Namibia Mayor Faces Illegal Sand Mining Charges

Onesmus Immanuel’s homestead is on the verge of being swallowed by a sandpit

The environment ministry has asked Oshikoto police to charge Ondangwa mayor Paavo Amwele and businessman Otto Niimboto Shikomba for mining sand illegally at the Ondando village in the Oniipa constituency.

Environmental commissioner Teofilus Nghitila asked Oshikoto police commissioner Armas Shivute to charge the two through their companies Huhu City for Amwele and Niimboto Trading for Shikomba.

Two companies have been mining sand in an area the size of about 10 hectares.

In his letter dated 5 November 2018 to Shivute, Nghitila instructed the two to stop mining sand illegally until a court of law had resolved the matter.

Nghitila also recommended that the state must impound the sand the duo had mined illegally and stockpiled.

Shivute said he had not yet received the environmental commissioner’s letter.

So dire is the situation that when The Namibian visited Ondando, the people who live in the area could not move around freely because of the deep pits left by sand miners. Small cars are also unable to drive on the road which has been destroyed because of the sand miners.

One homestead belonging to Onesmus Immanuel is on the verge of collapsing, and now appears to be an island as it is surrounded by degraded land.

Immanuel was not at home during the time of the visit, but his wife, Linda Petrus, said they had given permission to the two business people to mine sand from their field.

Petrus also said the business people promised to relocate her family to the Onanke village so that they can mine the remaining area where the house currently stands. She refused to give any further details.

Conservation scientist Ipeinge Mundjulu said the grace period of awareness had lapsed, and the ministry will not issue operators with a compliance certificate anymore.

Mundjulu said business people took the law into their own hands, despite the ministry having engaged the communities on how to go about obtaining a clearance certificate.
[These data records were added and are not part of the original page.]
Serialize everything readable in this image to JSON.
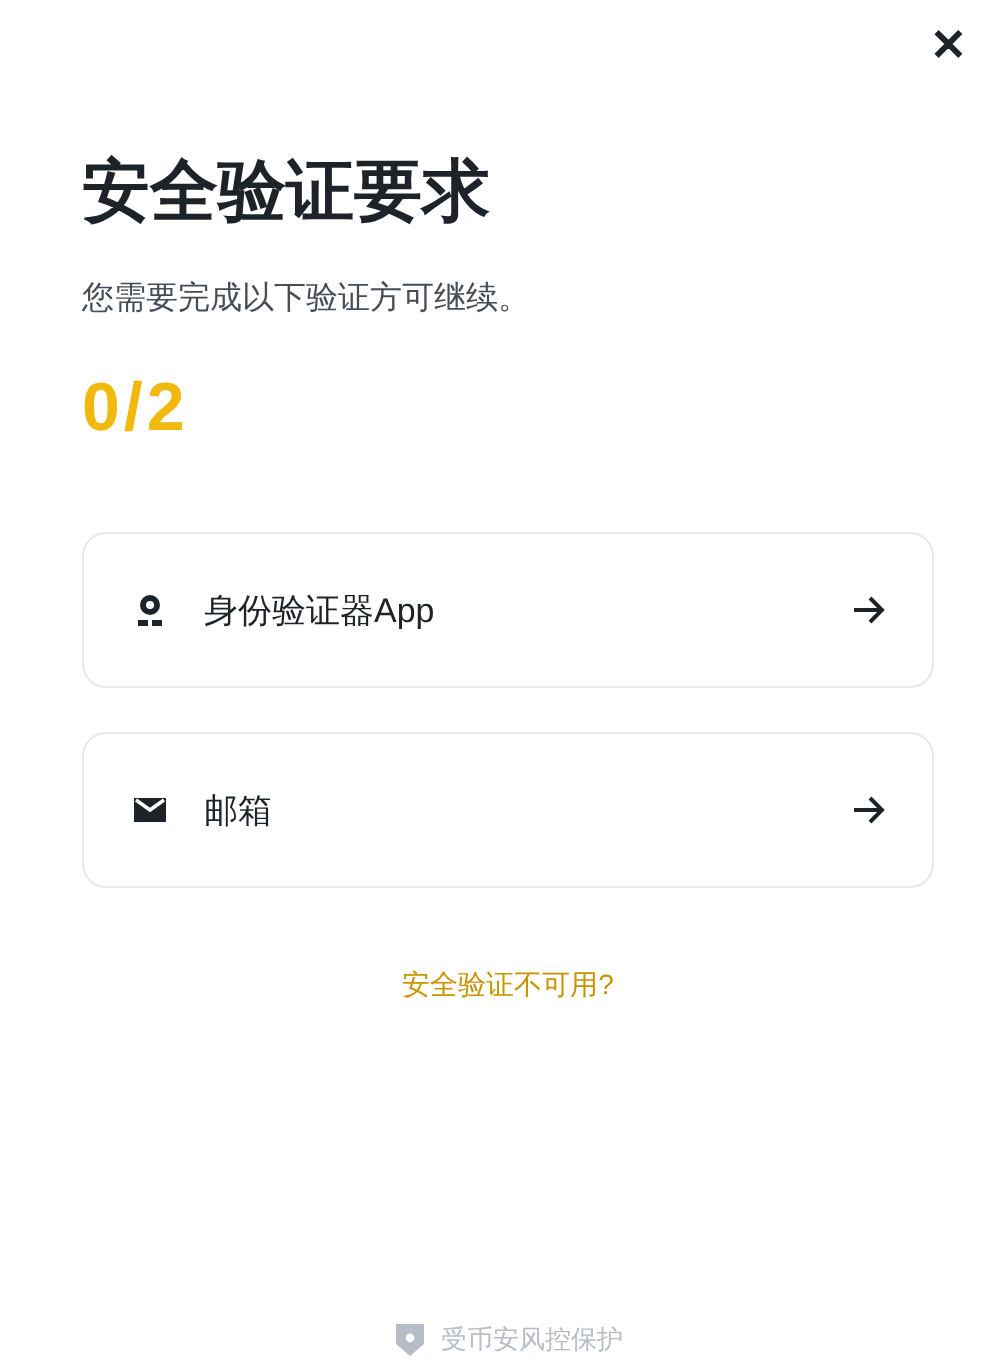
{
  "close_button": {
    "label": "✕"
  },
  "title": "安全验证要求",
  "subtitle": "您需要完成以下验证方可继续。",
  "progress": "0/2",
  "options": [
    {
      "kind": "authenticator",
      "label": "身份验证器App"
    },
    {
      "kind": "email",
      "label": "邮箱"
    }
  ],
  "help_link": "安全验证不可用?",
  "footer": "受币安风控保护"
}
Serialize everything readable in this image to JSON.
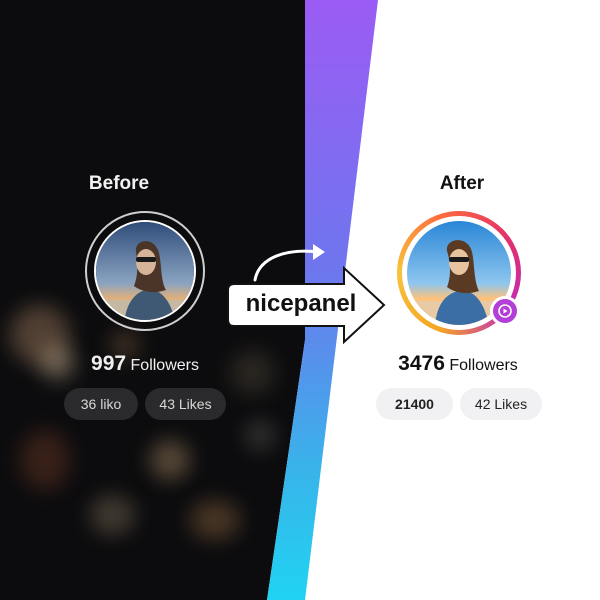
{
  "before": {
    "title": "Before",
    "followers_count": "997",
    "followers_label": "Followers",
    "stats": [
      "36 liko",
      "43 Likes"
    ]
  },
  "after": {
    "title": "After",
    "followers_count": "3476",
    "followers_label": "Followers",
    "stats": [
      "21400",
      "42 Likes"
    ]
  },
  "brand": {
    "name": "nicepanel"
  },
  "colors": {
    "dark_bg": "#0c0c0e",
    "gradient_top": "#9b5cf5",
    "gradient_bottom": "#20d3f2",
    "story_ring": "#e1306c",
    "badge": "#b33fd8"
  },
  "icons": {
    "story_badge": "play-icon",
    "arrow": "arrow-right-icon",
    "curve": "curved-arrow-icon"
  }
}
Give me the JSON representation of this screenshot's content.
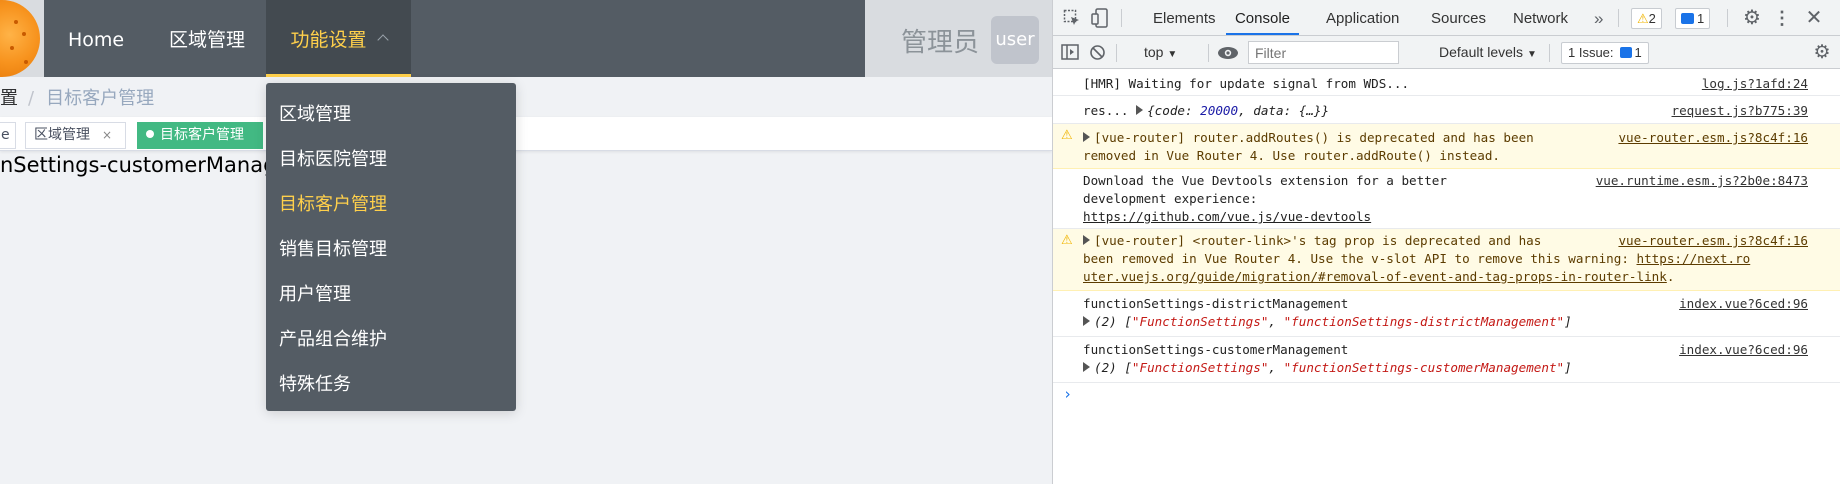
{
  "nav": {
    "home": "Home",
    "district": "区域管理",
    "settings": "功能设置",
    "admin": "管理员",
    "avatar": "user"
  },
  "breadcrumb": {
    "parent": "置",
    "current": "目标客户管理"
  },
  "tags": [
    {
      "label": "e"
    },
    {
      "label": "区域管理",
      "close": "×"
    },
    {
      "label": "目标客户管理"
    }
  ],
  "route_text": "nSettings-customerManage",
  "dropdown": {
    "items": [
      "区域管理",
      "目标医院管理",
      "目标客户管理",
      "销售目标管理",
      "用户管理",
      "产品组合维护",
      "特殊任务"
    ],
    "active_index": 2
  },
  "devtools": {
    "tabs": [
      "Elements",
      "Console",
      "Application",
      "Sources",
      "Network"
    ],
    "active_tab": "Console",
    "more": "»",
    "warn_count": "2",
    "info_count": "1",
    "toolbar": {
      "context": "top",
      "filter_placeholder": "Filter",
      "levels": "Default levels",
      "issues_label": "1 Issue:",
      "issues_count": "1"
    },
    "console": [
      {
        "text": "[HMR] Waiting for update signal from WDS...",
        "src": "log.js?1afd:24"
      },
      {
        "pre": "res...",
        "obj_a": "{code: ",
        "obj_num": "20000",
        "obj_b": ", data: {…}}",
        "src": "request.js?b775:39"
      },
      {
        "l1": "[vue-router] router.addRoutes() is deprecated and has been",
        "l2": "removed in Vue Router 4. Use router.addRoute() instead.",
        "src": "vue-router.esm.js?8c4f:16"
      },
      {
        "l1": "Download the Vue Devtools extension for a better",
        "l2": "development experience:",
        "l3": "https://github.com/vue.js/vue-devtools",
        "src": "vue.runtime.esm.js?2b0e:8473"
      },
      {
        "l1": "[vue-router] <router-link>'s tag prop is deprecated and has",
        "l2a": "been removed in Vue Router 4. Use the v-slot API to remove this warning: ",
        "l2b": "https://next.ro",
        "l3a": "uter.vuejs.org/guide/migration/#removal-of-event-and-tag-props-in-router-link",
        "l3b": ".",
        "src": "vue-router.esm.js?8c4f:16"
      },
      {
        "l1": "functionSettings-districtManagement",
        "count": "(2) [",
        "s1": "\"FunctionSettings\"",
        "comma": ", ",
        "s2": "\"functionSettings-districtManagement\"",
        "close": "]",
        "src": "index.vue?6ced:96"
      },
      {
        "l1": "functionSettings-customerManagement",
        "count": "(2) [",
        "s1": "\"FunctionSettings\"",
        "comma": ", ",
        "s2": "\"functionSettings-customerManagement\"",
        "close": "]",
        "src": "index.vue?6ced:96"
      }
    ],
    "prompt": "›"
  }
}
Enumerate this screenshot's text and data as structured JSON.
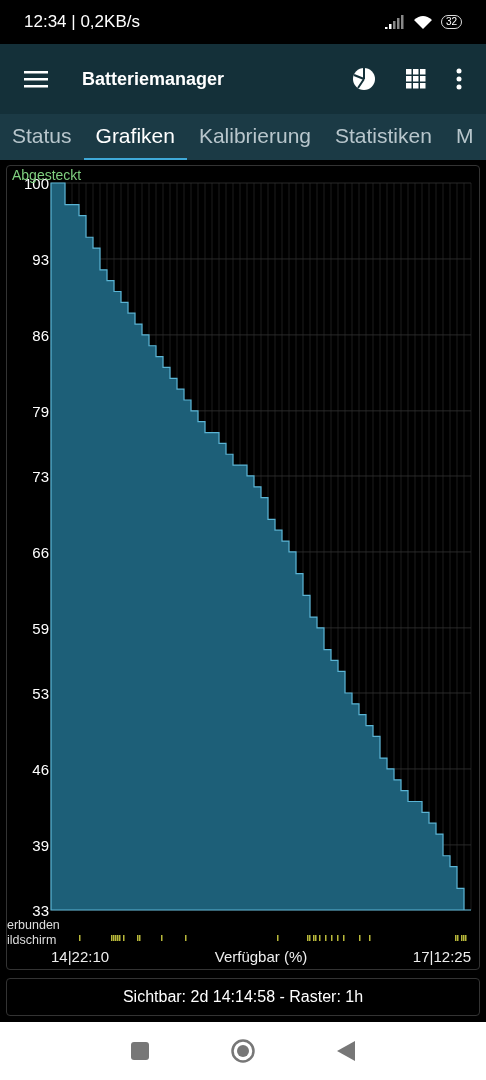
{
  "status_bar": {
    "time": "12:34 | 0,2KB/s",
    "battery": "32"
  },
  "app_bar": {
    "title": "Batteriemanager"
  },
  "tabs": [
    {
      "label": "Status",
      "selected": false
    },
    {
      "label": "Grafiken",
      "selected": true
    },
    {
      "label": "Kalibrierung",
      "selected": false
    },
    {
      "label": "Statistiken",
      "selected": false
    },
    {
      "label": "M",
      "selected": false
    }
  ],
  "chart": {
    "legend": "Abgesteckt",
    "row_labels": [
      "erbunden",
      "ildschirm"
    ],
    "start": "14|22:10",
    "end": "17|12:25",
    "chart_data": {
      "type": "area",
      "grid": true,
      "xlabel": "Verfügbar (%)",
      "ylim": [
        33,
        100
      ],
      "yticks": [
        100,
        93,
        86,
        79,
        73,
        66,
        59,
        53,
        46,
        39,
        33
      ],
      "values": [
        100,
        100,
        98,
        98,
        97,
        95,
        94,
        92,
        91,
        90,
        89,
        88,
        87,
        86,
        85,
        84,
        83,
        82,
        81,
        80,
        79,
        78,
        77,
        77,
        76,
        75,
        74,
        74,
        73,
        72,
        71,
        69,
        68,
        67,
        66,
        64,
        62,
        60,
        59,
        57,
        56,
        55,
        53,
        52,
        51,
        50,
        49,
        47,
        46,
        45,
        44,
        43,
        43,
        42,
        41,
        40,
        38,
        37,
        35,
        33
      ]
    }
  },
  "footer": {
    "text": "Sichtbar: 2d 14:14:58 - Raster: 1h"
  }
}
“Illegal sand mining leaves behind deep pits, which are dangerous for both livestock and people. The activity destroys the landscape, mahangu fields and grazing land. We will come back tomorrow (today) to see if the activities have stopped,” he stressed.

Amwele admitted that he was mining the land without an environmental clearance certificate.

He, however, denied that he was doing it illegally, and told The Namibian that he got permission from the traditional authorities. He added that he bought the land for just over N$500 000 from the inhabitants.

“The pit has already been there, and when they said people should comply, we applied for an environmental clearance certificate last year December, but I did not get any feedback. They want to charge us to stop our work,” he stated.

Amwele said he will not accept a fine, but would gladly go to court as he maintains that he is not doing anything wrong.

“If we stop, how will people get sand to build houses? If they give us another option, we will move,” he asserted.

However, in a letter seen by The Namibian, dated 30 August, Nghitila told Amwele that his application for a clearance certificate to extract land was declined because the extraction site is not suitable for commercial purposes as it is in the proximity of built-up areas and human settlements.

“The activity may result in health hazards to local communities due to pollution, structure instability, and reduction in productive agricultural land due to possible land use change,” the letter said.

Epale district’s senior head person Anneli Sakaria Mbumba yesterday denied that she had given permission for sand mining in the area. She had informed the homestead owner that the land was for her livelihood, she added.

Mbumba said Petrus has a son who had approached her office to stop his mother from selling off their mahangu field.

“The son was also worried that when people come from the cuca shops at night, it is not safe to navigate their way past the pits. I felt defeated when the owners of the house said they had permitted the business people. They seem to be selling to everyone, as long as you have a truck,” she continued.

Illegal sand mining is a lucrative business, with construction companies and individuals making millions of dollars from selling sand that they mine without permission.

The Environmental Management Act of 2007 states that a person cannot undertake the activity of sand mining without obtaining an environmental clearance certificate, which is issued after an environmental impact assessment (EIA). For a clearance certificate to be issued, the majority of the affected community members must not object to it.

If found guilty of the offence, Amwele and Shikomba face 25 years’ imprisonment, or a fine of N$500 000, or both.

An application for an environmental clearance certificate, which is valid for three years, takes less than a month to be processed. –